_YOUR TASK:_ Report each line from the entries in which "this" can be found.

┏━━

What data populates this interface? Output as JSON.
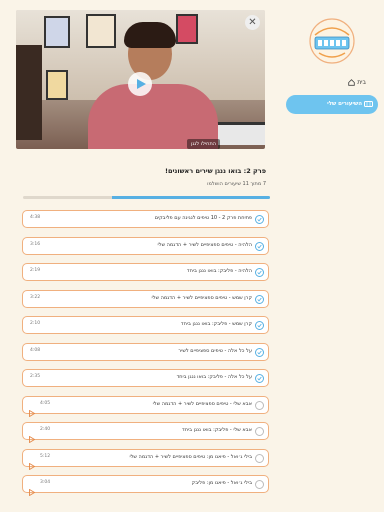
{
  "video": {
    "switch_label": "התחילו לנגן",
    "close_label": "✕"
  },
  "chapter": {
    "title": "פרק 2: בואו ננגן שירים ראשונים!",
    "subtitle": "7 מתוך 11 שיעורים הושלמו",
    "progress_fraction": 0.64
  },
  "lessons": [
    {
      "title": "פתיחת פרק 2 - 10 טיפים לנגינה עם פליבקים",
      "duration": "4:38",
      "done": true,
      "play": false
    },
    {
      "title": "הלהיה - טיפים ספציפיים לשיר + הדגמה שלי",
      "duration": "3:16",
      "done": true,
      "play": false
    },
    {
      "title": "הלהיה - פליבק: בואו ננגן ביחד",
      "duration": "2:19",
      "done": true,
      "play": false
    },
    {
      "title": "קרן שמש - טיפים ספציפיים לשיר + הדגמה שלי",
      "duration": "3:22",
      "done": true,
      "play": false
    },
    {
      "title": "קרן שמש - פליבק: בואו ננגן ביחד",
      "duration": "2:10",
      "done": true,
      "play": false
    },
    {
      "title": "על כל אלה - טיפים ספציפיים לשיר",
      "duration": "4:08",
      "done": true,
      "play": false
    },
    {
      "title": "על כל אלה - פליבק: בואו ננגן ביחד",
      "duration": "2:35",
      "done": true,
      "play": false
    },
    {
      "title": "אבא שלי - טיפים ספציפיים לשיר + הדגמה שלי",
      "duration": "4:05",
      "done": false,
      "play": true
    },
    {
      "title": "אבא שלי - פליבק: בואו ננגן ביחד",
      "duration": "2:40",
      "done": false,
      "play": true
    },
    {
      "title": "בילי ג׳ואל - פיאנו מן: טיפים ספציפיים לשיר + הדגמה שלי",
      "duration": "5:12",
      "done": false,
      "play": true
    },
    {
      "title": "בילי ג׳ואל - פיאנו מן: פליבק",
      "duration": "3:04",
      "done": false,
      "play": true
    }
  ],
  "sidebar": {
    "home_label": "בית",
    "courses_label": "השיעורים שלי"
  },
  "colors": {
    "accent": "#57b0e3",
    "lesson_border": "#f0b07f",
    "background": "#faf4e8"
  }
}
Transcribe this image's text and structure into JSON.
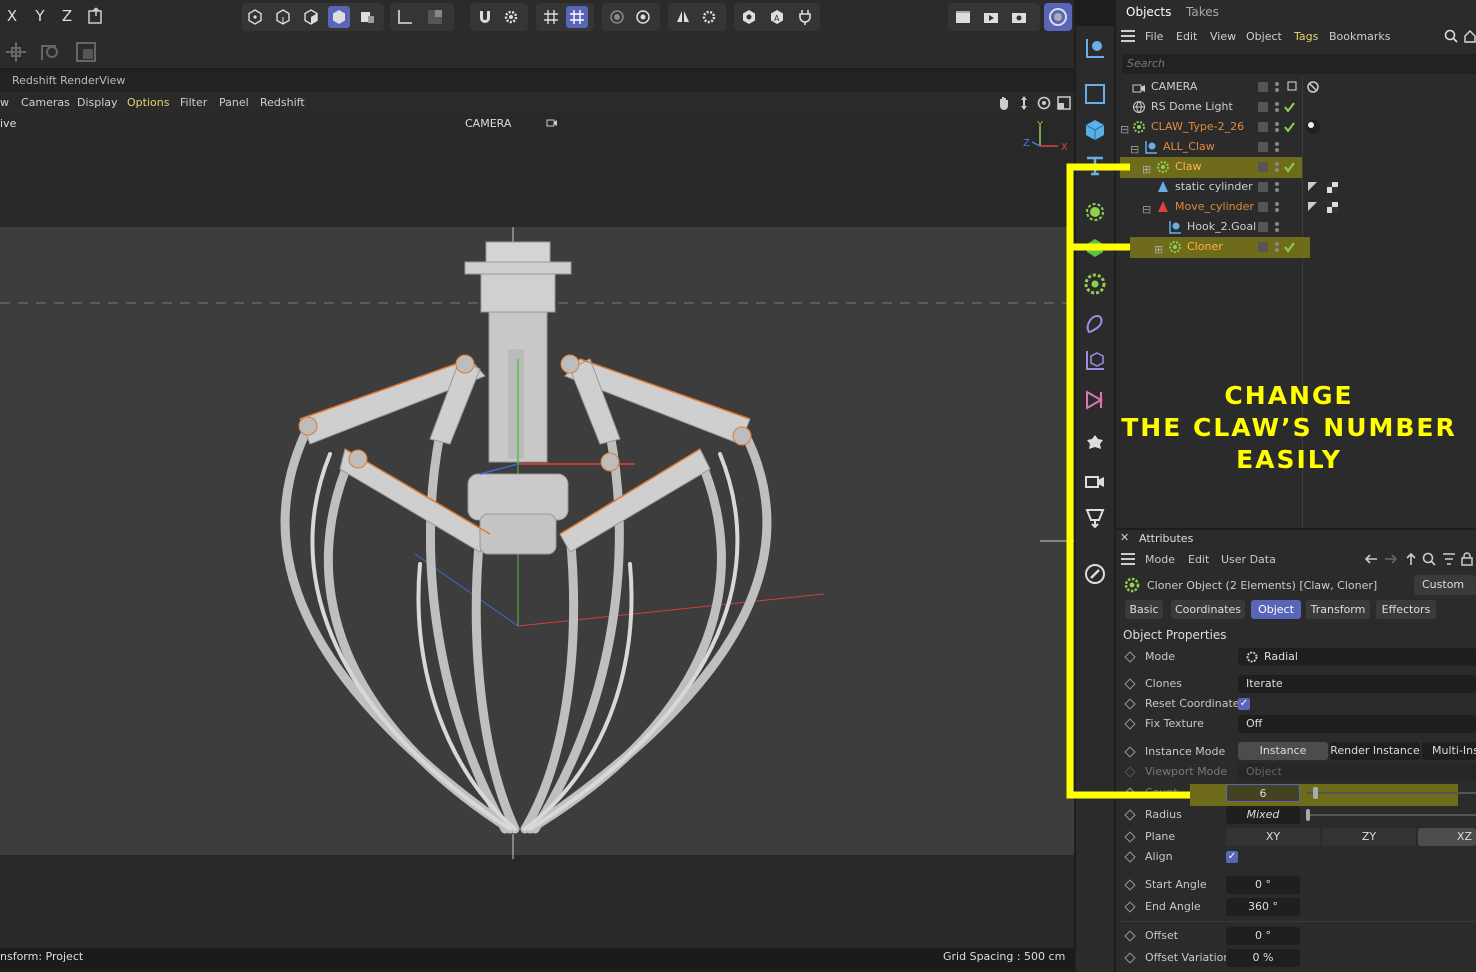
{
  "toolbar": {
    "axes": [
      "X",
      "Y",
      "Z"
    ]
  },
  "renderview": {
    "title": "Redshift RenderView",
    "menu": [
      "w",
      "Cameras",
      "Display",
      "Options",
      "Filter",
      "Panel",
      "Redshift"
    ],
    "mode_label": "ive",
    "camera_label": "CAMERA"
  },
  "viewport": {
    "status_left": "nsform: Project",
    "status_right": "Grid Spacing : 500 cm",
    "gizmo_axes": [
      "Y",
      "Z",
      "X"
    ]
  },
  "objects_panel": {
    "tabs": [
      "Objects",
      "Takes"
    ],
    "menu": [
      "File",
      "Edit",
      "View",
      "Object",
      "Tags",
      "Bookmarks"
    ],
    "search_placeholder": "Search",
    "tree": [
      {
        "name": "CAMERA",
        "color": "#cfcfcf"
      },
      {
        "name": "RS Dome Light",
        "color": "#cfcfcf"
      },
      {
        "name": "CLAW_Type-2_26",
        "color": "#e08a3c"
      },
      {
        "name": "ALL_Claw",
        "color": "#e08a3c"
      },
      {
        "name": "Claw",
        "color": "#ffb347"
      },
      {
        "name": "static cylinder",
        "color": "#cfcfcf"
      },
      {
        "name": "Move_cylinder",
        "color": "#e08a3c"
      },
      {
        "name": "Hook_2.Goal",
        "color": "#cfcfcf"
      },
      {
        "name": "Cloner",
        "color": "#ffb347"
      }
    ]
  },
  "annotation": {
    "lines": [
      "CHANGE",
      "THE CLAW’S NUMBER",
      "EASILY"
    ]
  },
  "attributes": {
    "title": "Attributes",
    "menu": [
      "Mode",
      "Edit",
      "User Data"
    ],
    "object_title": "Cloner Object (2 Elements) [Claw, Cloner]",
    "preset": "Custom",
    "tabs": [
      "Basic",
      "Coordinates",
      "Object",
      "Transform",
      "Effectors"
    ],
    "section": "Object Properties",
    "fields": {
      "mode_label": "Mode",
      "mode_value": "Radial",
      "clones_label": "Clones",
      "clones_value": "Iterate",
      "reset_label": "Reset Coordinates",
      "fix_texture_label": "Fix Texture",
      "fix_texture_value": "Off",
      "instance_mode_label": "Instance Mode",
      "instance_options": [
        "Instance",
        "Render Instance",
        "Multi-Ins"
      ],
      "viewport_mode_label": "Viewport Mode",
      "viewport_mode_value": "Object",
      "count_label": "Count",
      "count_value": "6",
      "radius_label": "Radius",
      "radius_value": "Mixed",
      "plane_label": "Plane",
      "plane_options": [
        "XY",
        "ZY",
        "XZ"
      ],
      "align_label": "Align",
      "start_angle_label": "Start Angle",
      "start_angle_value": "0 °",
      "end_angle_label": "End Angle",
      "end_angle_value": "360 °",
      "offset_label": "Offset",
      "offset_value": "0 °",
      "offset_var_label": "Offset Variation",
      "offset_var_value": "0 %"
    }
  },
  "colors": {
    "accent": "#5865b8",
    "highlight": "#ffff00",
    "check": "#8fd14f"
  }
}
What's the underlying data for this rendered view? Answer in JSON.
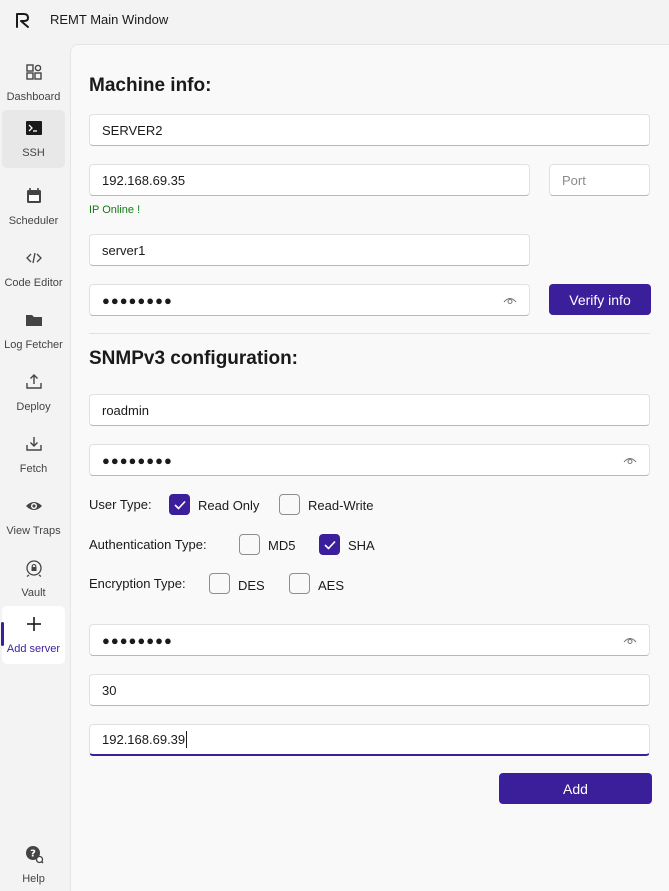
{
  "window": {
    "title": "REMT Main Window"
  },
  "sidebar": {
    "items": [
      {
        "label": "Dashboard"
      },
      {
        "label": "SSH"
      },
      {
        "label": "Scheduler"
      },
      {
        "label": "Code Editor"
      },
      {
        "label": "Log Fetcher"
      },
      {
        "label": "Deploy"
      },
      {
        "label": "Fetch"
      },
      {
        "label": "View Traps"
      },
      {
        "label": "Vault"
      },
      {
        "label": "Add server"
      }
    ],
    "help_label": "Help",
    "active_item": "Add server"
  },
  "machine": {
    "heading": "Machine info:",
    "name_value": "SERVER2",
    "ip_value": "192.168.69.35",
    "port_placeholder": "Port",
    "ip_status": "IP Online !",
    "username_value": "server1",
    "password_dots": "●●●●●●●●",
    "verify_label": "Verify info"
  },
  "snmp": {
    "heading": "SNMPv3 configuration:",
    "username_value": "roadmin",
    "auth_password_dots": "●●●●●●●●",
    "user_type": {
      "label": "User Type:",
      "options": [
        {
          "label": "Read Only",
          "checked": true
        },
        {
          "label": "Read-Write",
          "checked": false
        }
      ]
    },
    "auth_type": {
      "label": "Authentication Type:",
      "options": [
        {
          "label": "MD5",
          "checked": false
        },
        {
          "label": "SHA",
          "checked": true
        }
      ]
    },
    "enc_type": {
      "label": "Encryption Type:",
      "options": [
        {
          "label": "DES",
          "checked": false
        },
        {
          "label": "AES",
          "checked": false
        }
      ]
    },
    "priv_password_dots": "●●●●●●●●",
    "interval_value": "30",
    "trap_ip_value": "192.168.69.39",
    "add_label": "Add"
  },
  "colors": {
    "accent": "#3b1f9a",
    "status_ok": "#137a13"
  }
}
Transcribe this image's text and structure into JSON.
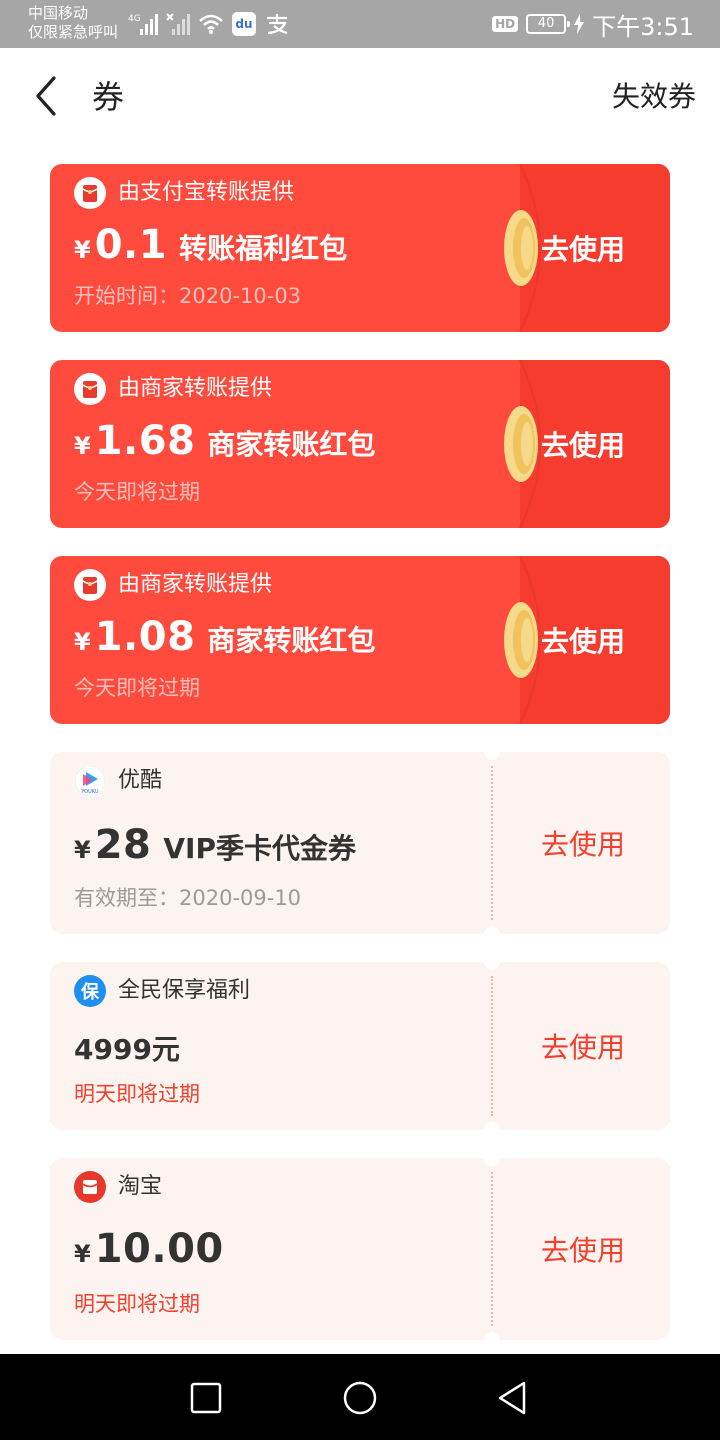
{
  "status_bar": {
    "carrier_line1": "中国移动",
    "carrier_line2": "仅限紧急呼叫",
    "network": "4G",
    "hd": "HD",
    "battery": "40",
    "time": "下午3:51"
  },
  "header": {
    "back_icon": "chevron-left-icon",
    "title": "券",
    "expired_label": "失效券"
  },
  "red_coupons": [
    {
      "provider": "由支付宝转账提供",
      "currency": "¥",
      "amount": "0.1",
      "name": "转账福利红包",
      "sub": "开始时间：2020-10-03",
      "action": "去使用"
    },
    {
      "provider": "由商家转账提供",
      "currency": "¥",
      "amount": "1.68",
      "name": "商家转账红包",
      "sub": "今天即将过期",
      "action": "去使用"
    },
    {
      "provider": "由商家转账提供",
      "currency": "¥",
      "amount": "1.08",
      "name": "商家转账红包",
      "sub": "今天即将过期",
      "action": "去使用"
    }
  ],
  "coupons": [
    {
      "provider": "优酷",
      "provider_icon": "youku-logo-icon",
      "currency": "¥",
      "amount": "28",
      "name": "VIP季卡代金券",
      "sub": "有效期至：2020-09-10",
      "action": "去使用"
    },
    {
      "provider": "全民保享福利",
      "provider_icon": "insurance-badge-icon",
      "icon_text": "保",
      "amount_text": "4999元",
      "sub": "明天即将过期",
      "action": "去使用"
    },
    {
      "provider": "淘宝",
      "provider_icon": "taobao-logo-icon",
      "currency": "¥",
      "amount": "10.00",
      "sub": "明天即将过期",
      "action": "去使用"
    }
  ],
  "colors": {
    "red_card": "#ff4a3e",
    "red_card_right": "#f63b2f",
    "coupon_bg": "#fdf4f1",
    "accent_text": "#f2402c",
    "status_bar": "#a6a6a6"
  },
  "nav_bar": [
    "recent-apps-icon",
    "home-icon",
    "back-triangle-icon"
  ]
}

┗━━

_RESPONSE BELOW:_
What data populates this interface? Output as JSON.
Transcribe this image's text and structure into JSON.
What's the underlying data for this rendered view? Answer in JSON.
Transcribe this image's text and structure into JSON.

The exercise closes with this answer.